The Coldest Email
Written by Carly Martin|
September 5, 2016
Hello Science People and all Tribespeople of William & Mary,
It’s time for another year and another round of posts with Alma Matter! Welcome back everybody! I’d like to kick off this series with an ode to the single facet of technology that has advanced my science career the most…
…. the email.

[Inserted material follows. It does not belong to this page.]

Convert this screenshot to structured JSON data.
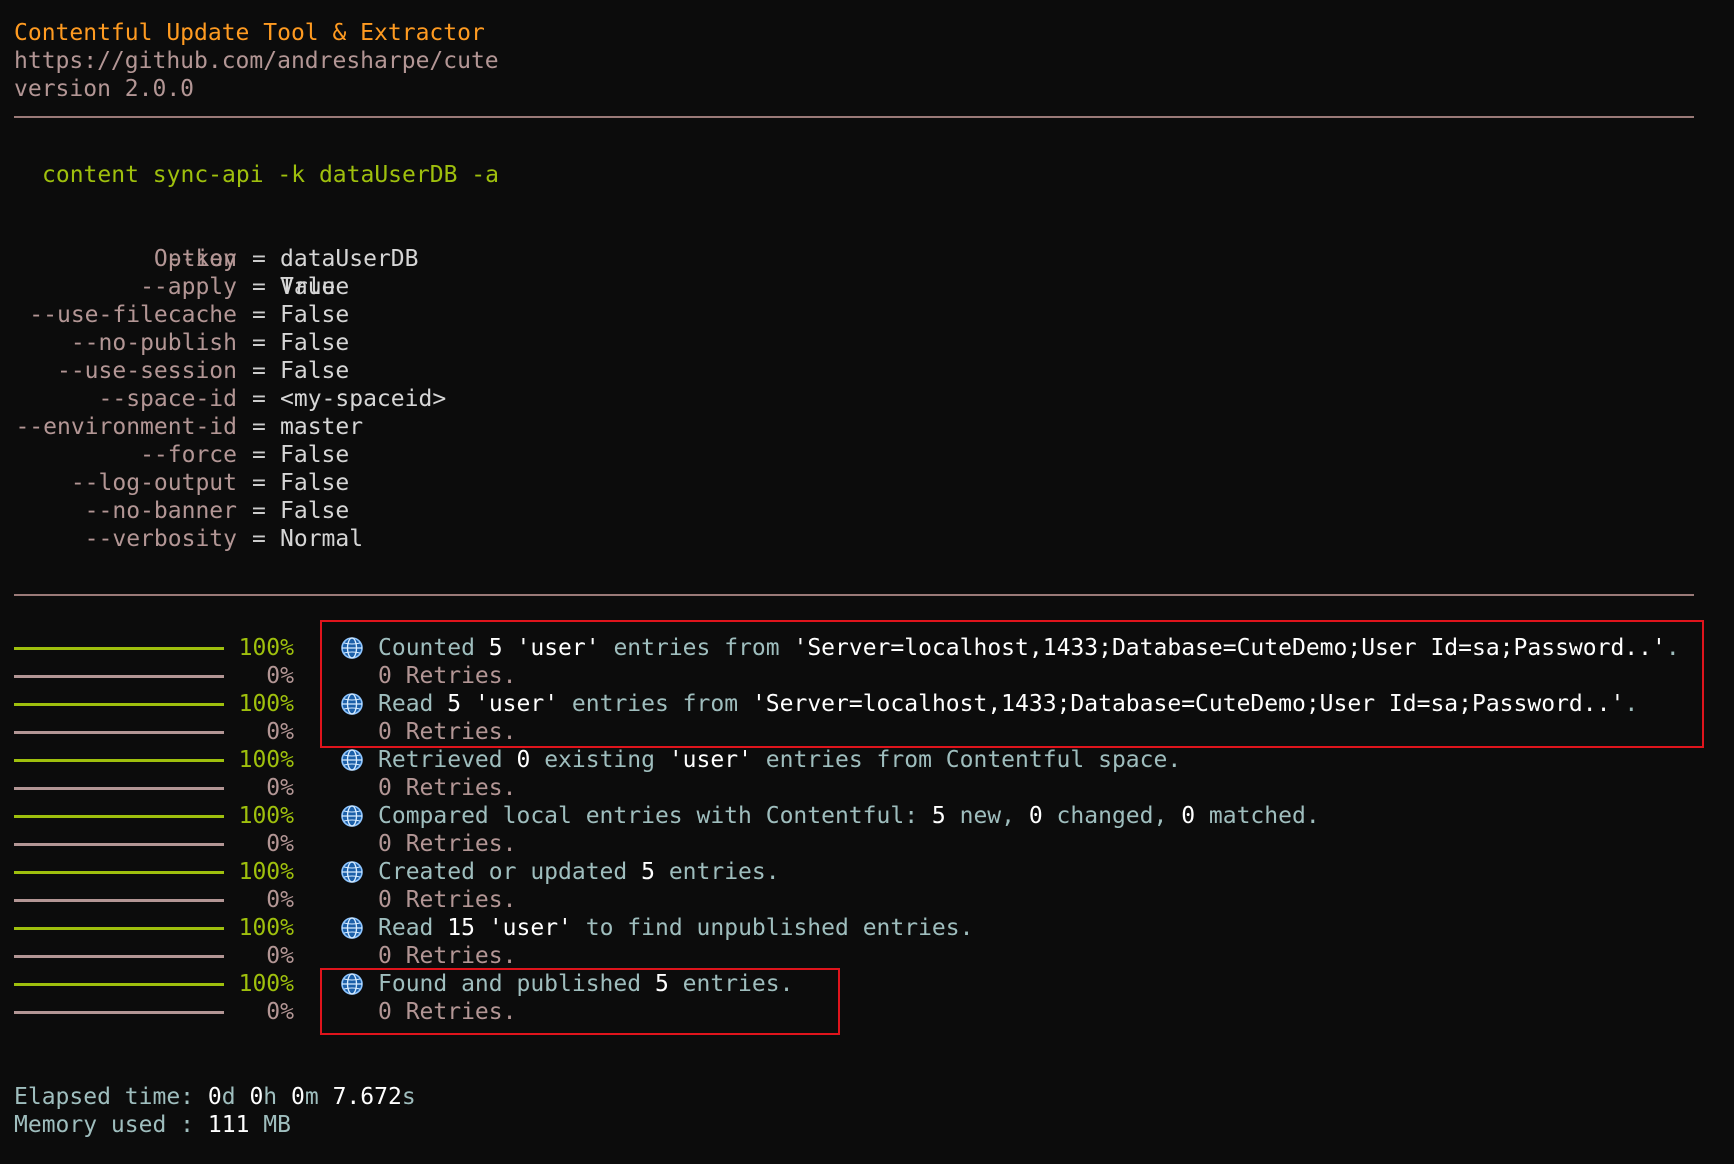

This is so obvious; of course I owe the email so much. Everyone owes the email so much, we use it every day. I’m referring to a specific kind of email, the uncomfortable cold email. The email you send to a complete Dr. Stranger who has been in the science game for so long, who is definitely up to wildly important and intricate business that is clearly a higher priority than anything that has ever crossed the mind of an undergrad. These cold emails can be made to accomplish a number of useful goals, but the act of pressing send for an email destined to a server that rests on a mahogany desk in a prestigious research institution is daunting. But, when that fear is met, the email becomes a universal foot-in-the door for every enterprising, freelance researcher looking for an interesting opportunity in science. Almost every lab in the world has a website with the emails of the top brass in that department, you have your W&M email, and there is no barrier to correspondence between you and the principal investigator of a lab that’s doing really cool things.
The potential for useful knowledge and experiences instigated by these cold emails is usually proportional to the trepidation you feel at the idea of contacting that professional scientist. These lines of communication can lead to internships, useful lab techniques, career advice, opportunities for observation, and access published articles from journals that the W&M library database does not subscribe to, among so many other things. Science is about advancing the collective, human understanding of the natural world, and most scientists agree, which means that people can be extremely generous with their knowledge in any scientific field.
What I find interesting is that, in my experience, a lot of my peer undergraduate scientists (a lot of them just as, or more, knowledgeable as I) don’t realize that this perpetually open and rich channel of communication is open for their use, too. I believe this hesitation is because many young scientists don’t view their work as something that is advancing science. Many of us think that because our work is mainly intended to refine our personal understanding and skill, it must be completely irrelevant to the rest of the scientific world. This is a pure misconception; your principal investigator’s goal for you is indeed to become better versed in the process of science, but they probably wouldn’t make you do something that is actually pointless. That would be a waste of everyone’s time and money. Your research is important, and if there is an experience or wellspring of knowledge that is out there, not within reach of this campus, but certainly within that of the Internet, you should send one out. You have nothing to lose. Just make sure you have a nice gmail account picture that features your face and a professional-ish automatic signature that somehow proves your relevance to science. And get to the point quickly.
I wrote this obvious article because in reflection of my spring 2016 semester and summer 2016, all of my most exciting and enriching experiences were the result of cold emails. A semester at the National Institutes of Health. A trip to a neuroscience conference in Denmark. A week at the Allen Brain Institute. These are just the big flashy things; I also have to mention the protocols, career advice, and rare articles that have been so useful to the completion of my honors thesis that also came from nice scientists in high places. I have been rejected from so many things that I’ve applied for, but the cold email has always yielded a bone or two thrown in my direction.
I challenge you all to send a handful of these to researchers you admire at some point in the near future. I’m saying this at my own peril, because what makes the cold email so effective is that people are usually too afraid to go for it, so as all of you talented researchers implement the cold email strategy, my cold emails become less special. Womp womp. Just kidding. There is so much out there to explore, and so much generosity in the scientific community, that all of us will benefit from more young investigators overcoming fear with scrappiness.